The legislation was ultimately shot down. It and proposals like it, however, only raise the more complicated question of what constitutes “material support.” The U.S. Code provides a litany of examples—including “property tangible or intangible,” as well as “safehouses, false documentation or identification, communications equipment,” etc.—to illustrate the extent to which one’s support for terrorism can be deemed “material,” and thus punishable. It’s easy enough to argue, now that we’ve seen American citizens call Hamas’s beheaders of babies as “our martyrs” while some physically attack other American citizens for being Jewish, that it’s time to rethink the boundaries of the definition. When a terrorist group holds American citizens hostage, is marching in support of the captors a form of material support? Does it constitute material support to attack physically or intimidate the same people—Jews—whom the terrorist group targets elsewhere in the world while waving the same flag and chanting the same slogans?
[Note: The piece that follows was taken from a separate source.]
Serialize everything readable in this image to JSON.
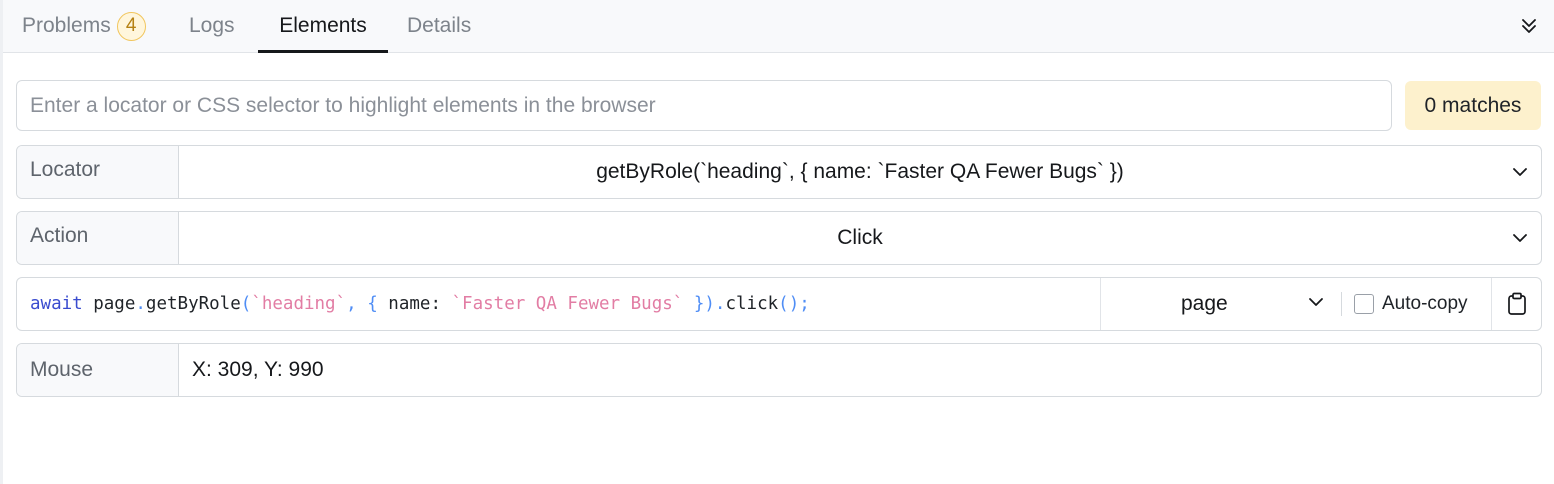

Answering those questions requires more than just a careful reading of the law or even a reconsideration of policies. It would require a radical shift in perspective, an understanding that the mobs storming the campus or the public square aren’t merely brazen or misguided but a real and rising risk. It would require, in other words, rethinking anti-Semitism—considering it not merely as an amorphous nuisance or a moral wrong but as a national security concern, a catalyst for terrible and preventable attacks to come.
Please read the whole thing here.